### WHAT IS BEING ASKED
Extract all lines that hold "IRONSMITH" from the records below.

[Element data from apps and pages]
=== Section Start ===
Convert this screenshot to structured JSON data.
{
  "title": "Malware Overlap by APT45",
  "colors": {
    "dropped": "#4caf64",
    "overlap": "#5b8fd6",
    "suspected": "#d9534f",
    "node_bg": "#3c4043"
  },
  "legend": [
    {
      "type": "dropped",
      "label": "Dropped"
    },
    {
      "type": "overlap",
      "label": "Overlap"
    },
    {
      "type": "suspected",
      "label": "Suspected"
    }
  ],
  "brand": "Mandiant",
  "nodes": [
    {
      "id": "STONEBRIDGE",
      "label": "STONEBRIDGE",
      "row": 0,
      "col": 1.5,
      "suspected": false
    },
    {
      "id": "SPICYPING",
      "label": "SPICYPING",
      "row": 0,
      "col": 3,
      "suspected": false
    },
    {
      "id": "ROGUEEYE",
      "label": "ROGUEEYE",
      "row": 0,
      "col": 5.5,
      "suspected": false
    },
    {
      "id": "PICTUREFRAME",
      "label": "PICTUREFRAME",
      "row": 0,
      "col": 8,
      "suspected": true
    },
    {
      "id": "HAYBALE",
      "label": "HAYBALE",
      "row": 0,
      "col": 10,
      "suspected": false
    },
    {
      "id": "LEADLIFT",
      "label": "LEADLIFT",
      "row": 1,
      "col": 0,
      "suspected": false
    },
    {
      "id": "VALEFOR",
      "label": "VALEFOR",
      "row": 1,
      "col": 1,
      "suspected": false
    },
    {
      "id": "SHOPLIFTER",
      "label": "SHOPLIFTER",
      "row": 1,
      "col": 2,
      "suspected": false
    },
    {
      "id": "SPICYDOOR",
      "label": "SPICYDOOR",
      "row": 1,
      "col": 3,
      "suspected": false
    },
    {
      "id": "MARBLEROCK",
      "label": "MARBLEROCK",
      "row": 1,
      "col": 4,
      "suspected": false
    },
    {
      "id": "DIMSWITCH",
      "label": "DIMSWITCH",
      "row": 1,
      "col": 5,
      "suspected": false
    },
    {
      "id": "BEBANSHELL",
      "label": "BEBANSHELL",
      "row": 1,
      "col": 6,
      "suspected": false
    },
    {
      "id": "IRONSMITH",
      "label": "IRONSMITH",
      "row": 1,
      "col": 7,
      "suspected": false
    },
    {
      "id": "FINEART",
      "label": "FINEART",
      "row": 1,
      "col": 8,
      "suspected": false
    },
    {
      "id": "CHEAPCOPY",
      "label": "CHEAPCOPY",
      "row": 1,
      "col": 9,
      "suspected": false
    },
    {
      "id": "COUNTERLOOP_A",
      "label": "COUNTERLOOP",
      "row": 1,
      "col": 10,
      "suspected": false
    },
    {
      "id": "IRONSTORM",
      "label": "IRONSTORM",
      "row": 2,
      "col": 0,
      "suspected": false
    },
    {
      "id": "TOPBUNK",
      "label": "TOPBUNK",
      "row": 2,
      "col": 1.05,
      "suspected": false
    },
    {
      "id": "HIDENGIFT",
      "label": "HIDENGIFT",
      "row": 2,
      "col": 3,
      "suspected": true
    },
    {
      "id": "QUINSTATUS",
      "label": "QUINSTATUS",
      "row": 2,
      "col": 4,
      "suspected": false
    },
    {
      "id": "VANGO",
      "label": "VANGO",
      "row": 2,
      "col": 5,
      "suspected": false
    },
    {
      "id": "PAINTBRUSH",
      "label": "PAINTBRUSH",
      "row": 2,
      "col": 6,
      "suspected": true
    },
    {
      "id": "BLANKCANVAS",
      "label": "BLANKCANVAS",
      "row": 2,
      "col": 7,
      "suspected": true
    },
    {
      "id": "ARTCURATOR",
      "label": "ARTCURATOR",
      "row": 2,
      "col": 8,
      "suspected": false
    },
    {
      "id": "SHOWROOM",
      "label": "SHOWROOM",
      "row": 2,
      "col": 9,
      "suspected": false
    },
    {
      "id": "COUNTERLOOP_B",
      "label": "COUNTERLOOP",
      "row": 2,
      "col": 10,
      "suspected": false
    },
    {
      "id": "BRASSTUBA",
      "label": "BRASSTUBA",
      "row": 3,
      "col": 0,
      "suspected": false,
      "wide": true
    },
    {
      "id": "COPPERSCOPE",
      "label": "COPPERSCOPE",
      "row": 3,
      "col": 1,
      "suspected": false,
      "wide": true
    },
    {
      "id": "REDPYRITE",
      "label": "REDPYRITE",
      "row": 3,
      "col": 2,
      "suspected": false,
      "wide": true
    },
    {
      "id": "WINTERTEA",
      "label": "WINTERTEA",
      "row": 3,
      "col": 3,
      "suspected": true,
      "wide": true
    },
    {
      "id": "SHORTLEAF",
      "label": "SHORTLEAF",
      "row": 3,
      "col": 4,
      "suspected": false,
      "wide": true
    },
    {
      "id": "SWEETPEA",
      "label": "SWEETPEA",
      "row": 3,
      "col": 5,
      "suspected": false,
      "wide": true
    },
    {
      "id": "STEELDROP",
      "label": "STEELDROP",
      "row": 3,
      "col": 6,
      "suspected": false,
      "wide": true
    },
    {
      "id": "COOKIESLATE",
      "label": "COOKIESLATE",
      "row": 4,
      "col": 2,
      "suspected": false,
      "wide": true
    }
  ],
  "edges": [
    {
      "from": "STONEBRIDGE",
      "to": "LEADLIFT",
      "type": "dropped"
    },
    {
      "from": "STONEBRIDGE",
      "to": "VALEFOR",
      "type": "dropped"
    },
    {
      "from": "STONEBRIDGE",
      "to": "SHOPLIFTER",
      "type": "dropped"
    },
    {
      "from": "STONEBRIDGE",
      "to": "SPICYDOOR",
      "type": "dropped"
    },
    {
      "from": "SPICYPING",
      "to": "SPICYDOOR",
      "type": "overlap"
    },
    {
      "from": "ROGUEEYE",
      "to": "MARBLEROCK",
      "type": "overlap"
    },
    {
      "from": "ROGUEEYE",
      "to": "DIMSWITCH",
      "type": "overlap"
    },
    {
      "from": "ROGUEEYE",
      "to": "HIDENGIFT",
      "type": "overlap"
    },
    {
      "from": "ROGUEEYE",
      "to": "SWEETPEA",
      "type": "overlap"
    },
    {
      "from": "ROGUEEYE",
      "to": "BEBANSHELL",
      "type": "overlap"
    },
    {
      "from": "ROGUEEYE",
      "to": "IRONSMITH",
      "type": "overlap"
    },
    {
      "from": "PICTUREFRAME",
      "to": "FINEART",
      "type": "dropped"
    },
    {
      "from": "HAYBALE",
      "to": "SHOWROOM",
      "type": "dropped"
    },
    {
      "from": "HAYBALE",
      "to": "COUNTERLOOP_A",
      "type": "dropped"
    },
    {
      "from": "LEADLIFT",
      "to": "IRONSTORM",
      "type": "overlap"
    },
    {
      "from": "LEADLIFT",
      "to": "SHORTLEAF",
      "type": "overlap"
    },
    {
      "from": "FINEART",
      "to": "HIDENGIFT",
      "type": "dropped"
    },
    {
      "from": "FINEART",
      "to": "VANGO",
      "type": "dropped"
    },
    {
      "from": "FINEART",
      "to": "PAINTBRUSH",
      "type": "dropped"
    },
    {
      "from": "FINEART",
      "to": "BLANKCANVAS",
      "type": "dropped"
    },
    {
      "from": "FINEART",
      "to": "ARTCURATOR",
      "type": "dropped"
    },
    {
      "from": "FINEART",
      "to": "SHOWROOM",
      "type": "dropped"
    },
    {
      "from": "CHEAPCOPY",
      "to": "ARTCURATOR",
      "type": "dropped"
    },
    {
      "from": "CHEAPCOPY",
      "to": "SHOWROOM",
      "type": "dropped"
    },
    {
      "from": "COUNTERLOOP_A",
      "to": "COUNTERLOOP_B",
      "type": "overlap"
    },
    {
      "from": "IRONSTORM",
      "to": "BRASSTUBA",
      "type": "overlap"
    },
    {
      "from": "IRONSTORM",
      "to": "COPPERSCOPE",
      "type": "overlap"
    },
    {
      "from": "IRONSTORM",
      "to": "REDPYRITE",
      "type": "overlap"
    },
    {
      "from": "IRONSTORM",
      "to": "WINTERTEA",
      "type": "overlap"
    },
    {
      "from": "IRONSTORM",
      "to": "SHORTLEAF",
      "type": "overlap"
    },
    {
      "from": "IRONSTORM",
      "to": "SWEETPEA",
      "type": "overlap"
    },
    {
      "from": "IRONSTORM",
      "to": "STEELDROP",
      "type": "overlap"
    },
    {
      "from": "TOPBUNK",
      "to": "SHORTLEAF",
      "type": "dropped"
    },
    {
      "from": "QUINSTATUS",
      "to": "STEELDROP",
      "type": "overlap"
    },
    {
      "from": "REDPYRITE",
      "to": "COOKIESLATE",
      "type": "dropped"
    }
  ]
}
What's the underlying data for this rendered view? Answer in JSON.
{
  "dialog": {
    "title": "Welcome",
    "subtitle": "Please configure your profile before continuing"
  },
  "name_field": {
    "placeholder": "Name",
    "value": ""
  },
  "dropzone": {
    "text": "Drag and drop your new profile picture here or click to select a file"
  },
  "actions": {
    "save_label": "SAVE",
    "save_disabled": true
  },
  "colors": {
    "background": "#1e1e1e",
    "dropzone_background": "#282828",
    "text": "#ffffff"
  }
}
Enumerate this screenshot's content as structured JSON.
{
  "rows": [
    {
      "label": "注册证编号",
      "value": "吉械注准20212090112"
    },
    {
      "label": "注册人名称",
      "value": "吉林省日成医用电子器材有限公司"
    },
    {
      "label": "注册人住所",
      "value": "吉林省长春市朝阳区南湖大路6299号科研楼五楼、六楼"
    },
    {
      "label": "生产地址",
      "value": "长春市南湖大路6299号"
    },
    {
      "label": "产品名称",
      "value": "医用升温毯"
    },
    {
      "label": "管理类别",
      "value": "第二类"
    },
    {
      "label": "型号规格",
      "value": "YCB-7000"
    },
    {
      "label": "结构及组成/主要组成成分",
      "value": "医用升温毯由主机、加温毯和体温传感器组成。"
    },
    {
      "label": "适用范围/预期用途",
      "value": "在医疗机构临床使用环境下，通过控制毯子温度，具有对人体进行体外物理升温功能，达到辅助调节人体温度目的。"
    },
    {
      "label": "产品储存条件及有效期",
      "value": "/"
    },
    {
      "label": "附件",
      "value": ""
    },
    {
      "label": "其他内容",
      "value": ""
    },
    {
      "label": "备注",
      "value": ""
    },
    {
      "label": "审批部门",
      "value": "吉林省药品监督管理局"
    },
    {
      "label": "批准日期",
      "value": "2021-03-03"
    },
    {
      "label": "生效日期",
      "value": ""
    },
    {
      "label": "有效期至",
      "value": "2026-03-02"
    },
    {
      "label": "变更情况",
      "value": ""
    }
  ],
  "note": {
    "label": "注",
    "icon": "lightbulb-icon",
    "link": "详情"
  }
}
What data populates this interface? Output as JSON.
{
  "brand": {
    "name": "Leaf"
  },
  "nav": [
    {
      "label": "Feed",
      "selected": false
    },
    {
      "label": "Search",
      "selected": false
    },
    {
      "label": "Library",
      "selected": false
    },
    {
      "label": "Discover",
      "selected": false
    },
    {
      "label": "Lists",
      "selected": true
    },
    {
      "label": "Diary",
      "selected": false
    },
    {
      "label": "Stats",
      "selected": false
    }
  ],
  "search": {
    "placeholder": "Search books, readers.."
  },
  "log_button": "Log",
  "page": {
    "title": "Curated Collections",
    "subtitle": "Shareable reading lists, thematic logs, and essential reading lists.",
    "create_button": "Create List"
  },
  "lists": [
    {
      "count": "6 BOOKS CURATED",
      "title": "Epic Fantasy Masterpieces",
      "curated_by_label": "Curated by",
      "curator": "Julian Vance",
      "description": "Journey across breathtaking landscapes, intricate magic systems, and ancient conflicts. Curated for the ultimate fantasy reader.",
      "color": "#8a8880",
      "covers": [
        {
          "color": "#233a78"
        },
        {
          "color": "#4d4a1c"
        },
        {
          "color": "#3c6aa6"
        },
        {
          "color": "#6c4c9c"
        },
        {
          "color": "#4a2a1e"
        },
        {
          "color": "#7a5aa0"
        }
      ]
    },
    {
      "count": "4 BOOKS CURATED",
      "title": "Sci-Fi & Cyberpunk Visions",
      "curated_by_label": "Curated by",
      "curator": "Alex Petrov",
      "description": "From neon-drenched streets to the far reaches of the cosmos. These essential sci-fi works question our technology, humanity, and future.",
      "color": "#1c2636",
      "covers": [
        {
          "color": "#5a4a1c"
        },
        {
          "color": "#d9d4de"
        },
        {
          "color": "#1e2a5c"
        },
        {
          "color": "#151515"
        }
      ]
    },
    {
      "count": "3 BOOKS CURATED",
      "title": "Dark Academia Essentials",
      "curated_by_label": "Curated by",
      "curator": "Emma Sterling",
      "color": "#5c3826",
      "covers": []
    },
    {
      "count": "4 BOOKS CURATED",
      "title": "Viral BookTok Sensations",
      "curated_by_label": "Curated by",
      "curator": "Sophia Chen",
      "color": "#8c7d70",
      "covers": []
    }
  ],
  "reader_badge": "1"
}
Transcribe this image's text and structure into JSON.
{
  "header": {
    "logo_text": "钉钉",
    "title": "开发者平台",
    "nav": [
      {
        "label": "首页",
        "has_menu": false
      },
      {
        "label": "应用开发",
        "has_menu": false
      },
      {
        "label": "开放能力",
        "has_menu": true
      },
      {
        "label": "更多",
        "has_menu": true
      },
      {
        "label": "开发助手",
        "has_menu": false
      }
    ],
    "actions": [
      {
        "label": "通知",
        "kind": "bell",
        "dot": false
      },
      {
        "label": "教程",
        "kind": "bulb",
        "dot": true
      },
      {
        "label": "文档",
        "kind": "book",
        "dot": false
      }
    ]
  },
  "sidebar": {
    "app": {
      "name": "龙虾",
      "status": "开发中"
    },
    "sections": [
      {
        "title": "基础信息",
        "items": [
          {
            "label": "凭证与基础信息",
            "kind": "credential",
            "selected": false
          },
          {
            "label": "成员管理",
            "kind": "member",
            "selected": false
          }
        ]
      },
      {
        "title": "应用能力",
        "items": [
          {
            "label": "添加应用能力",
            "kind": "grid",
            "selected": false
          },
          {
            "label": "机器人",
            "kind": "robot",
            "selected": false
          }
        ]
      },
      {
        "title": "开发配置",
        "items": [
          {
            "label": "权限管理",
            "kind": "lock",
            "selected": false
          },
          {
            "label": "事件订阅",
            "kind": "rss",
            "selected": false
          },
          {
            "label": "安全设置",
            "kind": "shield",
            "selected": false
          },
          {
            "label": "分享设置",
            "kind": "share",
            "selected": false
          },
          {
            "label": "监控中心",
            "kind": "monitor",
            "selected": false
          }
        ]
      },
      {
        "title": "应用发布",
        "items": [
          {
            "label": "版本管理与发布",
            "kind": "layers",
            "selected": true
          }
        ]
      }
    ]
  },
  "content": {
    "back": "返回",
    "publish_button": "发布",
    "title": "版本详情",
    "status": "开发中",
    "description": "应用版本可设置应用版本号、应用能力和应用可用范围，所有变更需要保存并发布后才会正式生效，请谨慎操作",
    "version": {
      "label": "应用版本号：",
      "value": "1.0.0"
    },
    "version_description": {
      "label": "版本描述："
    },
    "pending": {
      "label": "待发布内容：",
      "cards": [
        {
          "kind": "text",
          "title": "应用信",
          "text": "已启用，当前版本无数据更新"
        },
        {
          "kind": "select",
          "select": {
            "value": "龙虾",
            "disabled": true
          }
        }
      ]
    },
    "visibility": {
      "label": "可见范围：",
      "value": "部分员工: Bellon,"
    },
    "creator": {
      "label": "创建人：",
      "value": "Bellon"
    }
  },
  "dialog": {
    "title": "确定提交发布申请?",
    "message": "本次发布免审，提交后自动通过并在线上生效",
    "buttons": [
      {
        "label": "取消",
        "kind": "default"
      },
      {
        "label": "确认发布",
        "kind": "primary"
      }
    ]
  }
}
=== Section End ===
### WRITTEN SOLUTION
      "id": "IRONSMITH",
      "label": "IRONSMITH",
      "to": "IRONSMITH",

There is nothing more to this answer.